The Edison School Struggle: The Reshaping of Working-Class Education and Women's Consciousness
This article examines the interweavings of gender, class, and race consciousness among white working-class women activists who were involved in a community struggle for quality desegregated education. The Edison School campaign is an example of how one community successfully challenged a city's neglect of working-class education. It also allows us to explore how the texture of working-class women's lives, relationships, and self-awareness shaped their participation and leadership in grassroots organization. Although the events and activities of the Coalition for a New High School can be told in a distinct chronology, the development of these women's consciousness cannot. It is a story of personal change filled with unevenness and inconsistencies.
This article is based on interviews with five white working-class women leaders of the coalition and their shared sensibilities about their political activity. I explore the women's leadership as it is fueled by their current roles and activities as working-class mothers, as well as their past experiences as workingclass students. I argue that the women's gender, race, and class consciousness is not fixed or in rigid categories, but changes as they participate in a community struggle.

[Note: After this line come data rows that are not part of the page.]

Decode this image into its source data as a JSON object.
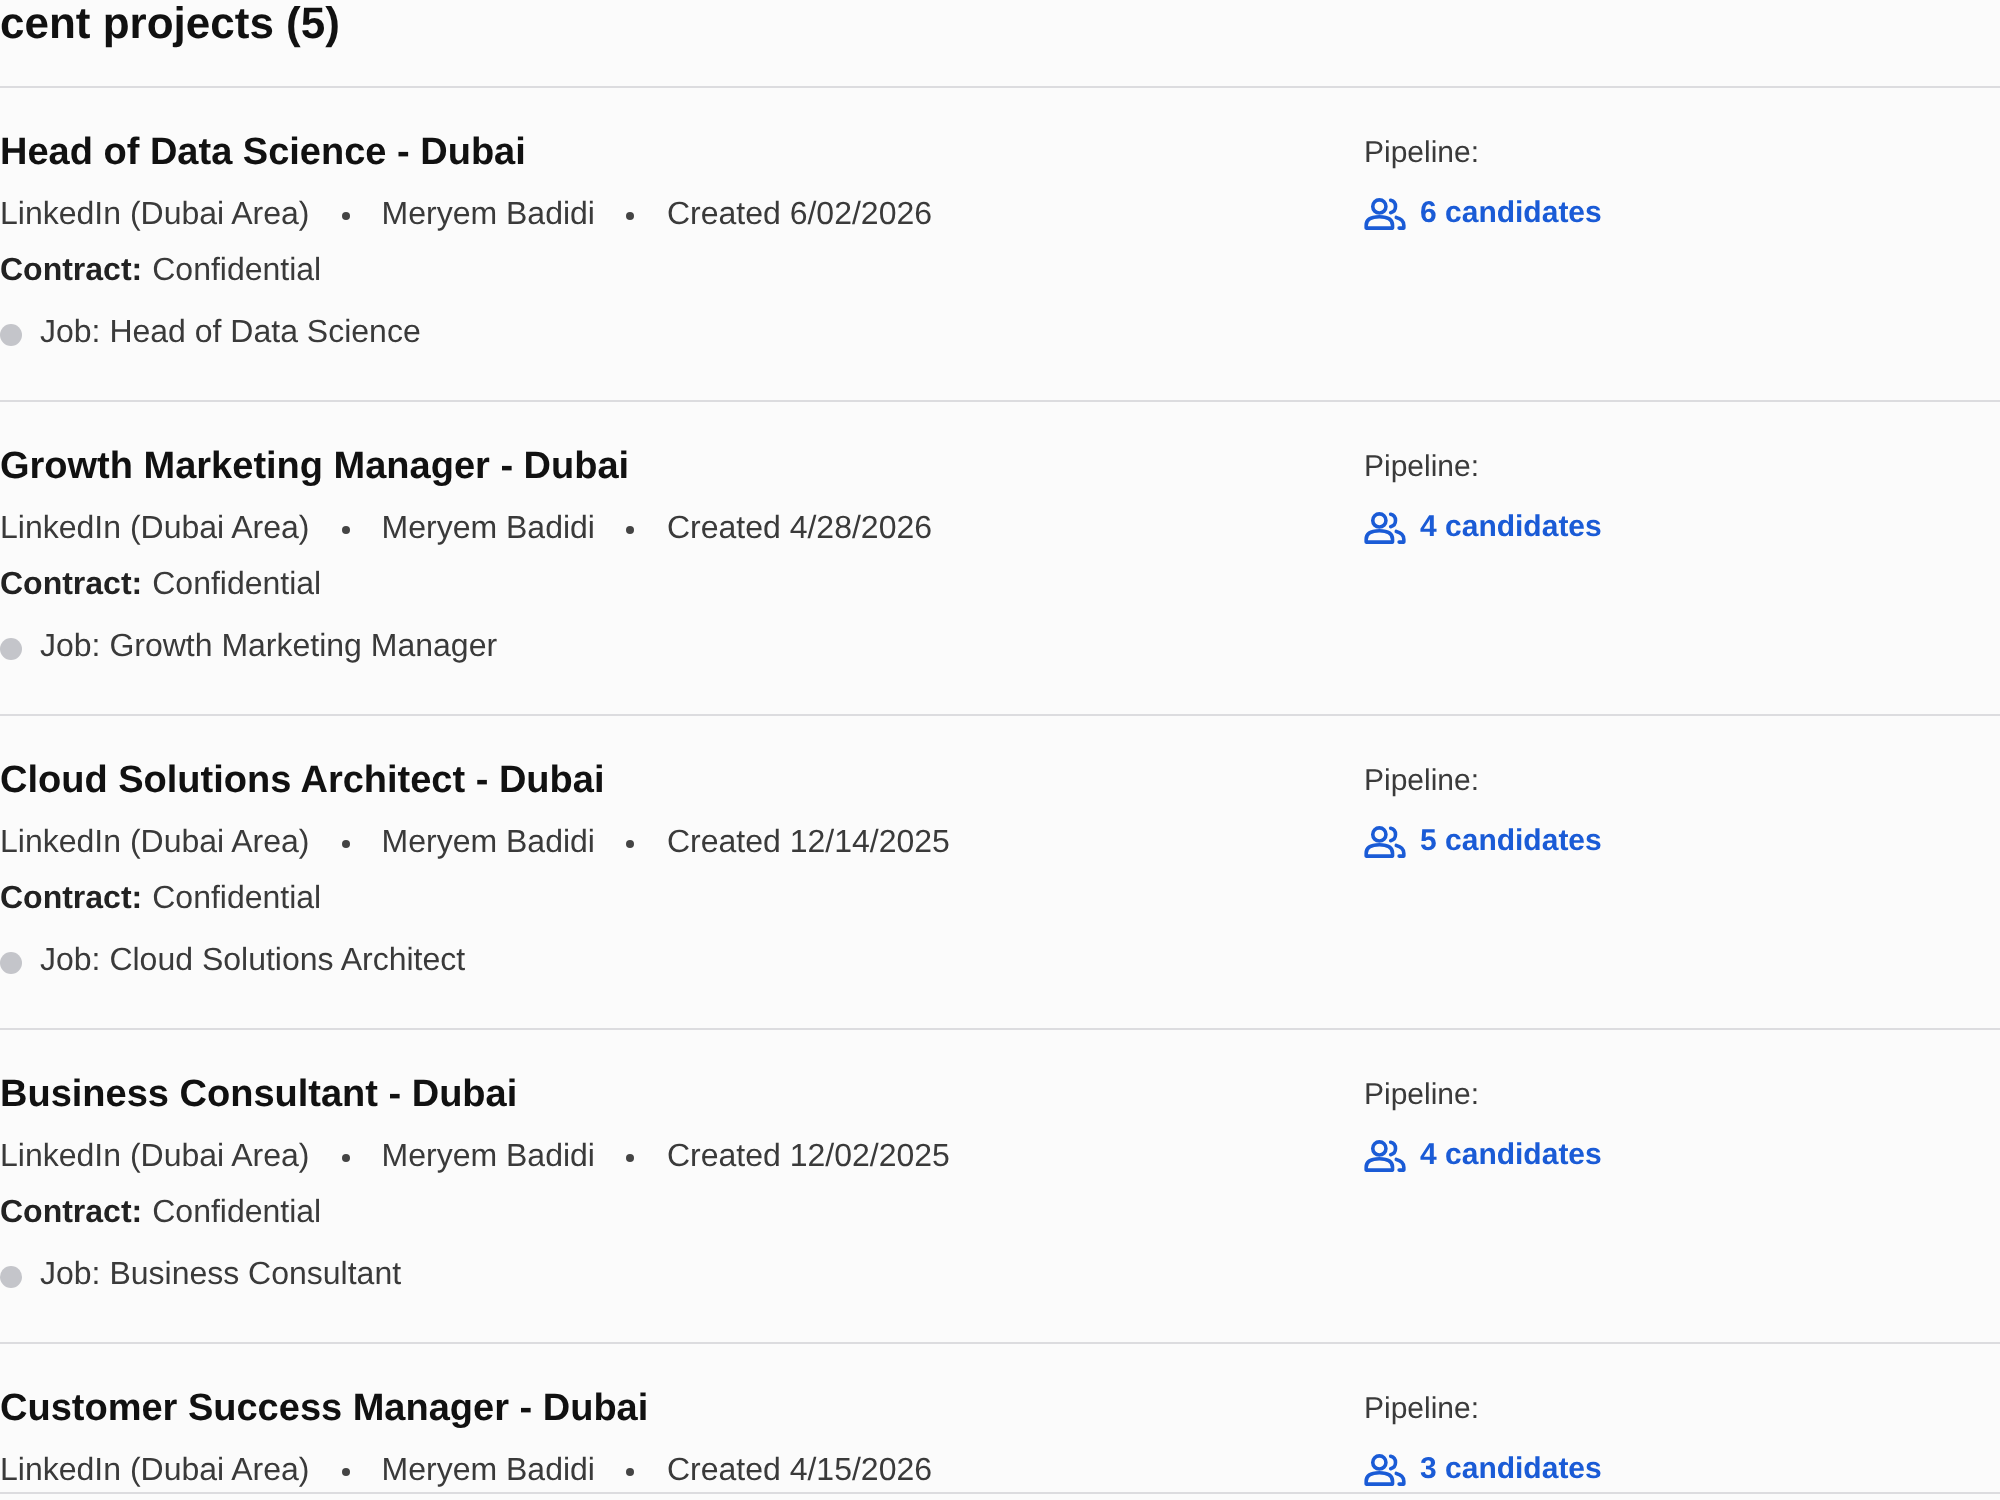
{
  "heading": "cent projects (5)",
  "projects": [
    {
      "title": "Head of Data Science - Dubai",
      "source": "LinkedIn (Dubai Area)",
      "owner": "Meryem Badidi",
      "created": "Created 6/02/2026",
      "contract": {
        "label": "Contract:",
        "value": "Confidential"
      },
      "job": "Job: Head of Data Science",
      "pipeline_label": "Pipeline:",
      "candidates": "6 candidates"
    },
    {
      "title": "Growth Marketing Manager - Dubai",
      "source": "LinkedIn (Dubai Area)",
      "owner": "Meryem Badidi",
      "created": "Created 4/28/2026",
      "contract": {
        "label": "Contract:",
        "value": "Confidential"
      },
      "job": "Job: Growth Marketing Manager",
      "pipeline_label": "Pipeline:",
      "candidates": "4 candidates"
    },
    {
      "title": "Cloud Solutions Architect - Dubai",
      "source": "LinkedIn (Dubai Area)",
      "owner": "Meryem Badidi",
      "created": "Created 12/14/2025",
      "contract": {
        "label": "Contract:",
        "value": "Confidential"
      },
      "job": "Job: Cloud Solutions Architect",
      "pipeline_label": "Pipeline:",
      "candidates": "5 candidates"
    },
    {
      "title": "Business Consultant - Dubai",
      "source": "LinkedIn (Dubai Area)",
      "owner": "Meryem Badidi",
      "created": "Created 12/02/2025",
      "contract": {
        "label": "Contract:",
        "value": "Confidential"
      },
      "job": "Job: Business Consultant",
      "pipeline_label": "Pipeline:",
      "candidates": "4 candidates"
    },
    {
      "title": "Customer Success Manager - Dubai",
      "source": "LinkedIn (Dubai Area)",
      "owner": "Meryem Badidi",
      "created": "Created 4/15/2026",
      "pipeline_label": "Pipeline:",
      "candidates": "3 candidates"
    }
  ]
}
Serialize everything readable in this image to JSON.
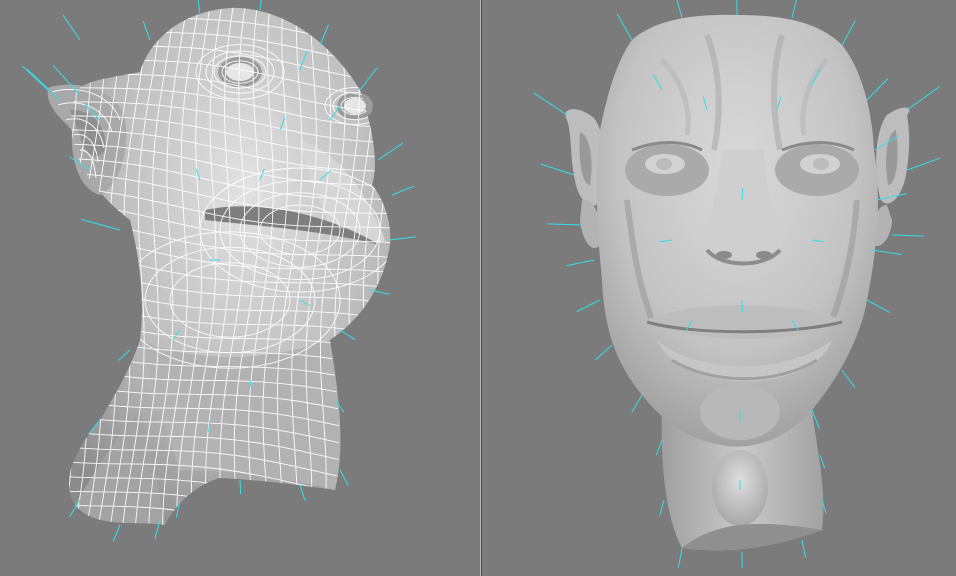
{
  "viewports": [
    {
      "id": "left",
      "display_mode": "wireframe-on-shaded",
      "model": "head-sculpt",
      "angle": "three-quarter-low",
      "normals_shown": true
    },
    {
      "id": "right",
      "display_mode": "smooth-shaded",
      "model": "head-sculpt",
      "angle": "front",
      "normals_shown": true
    }
  ],
  "colors": {
    "viewport_bg": "#7b7b7b",
    "mesh_surface": "#c8c8c8",
    "wire": "#ffffff",
    "normals": "#30e0ea",
    "divider": "#4d4d4d"
  }
}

Then, I argue that there is no single relationship between the dominant social structure and its ideology and working-class consciousness. Instead, the women's perceptions are layered with both compliant and antagonistic responses and adaptations to the dominant culture.
Although the women I interviewed shared certain perceptions about their experiences, they had varied work, family, community, and political backgrounds and attitudes. As a result, it is impossible to characterize one single kind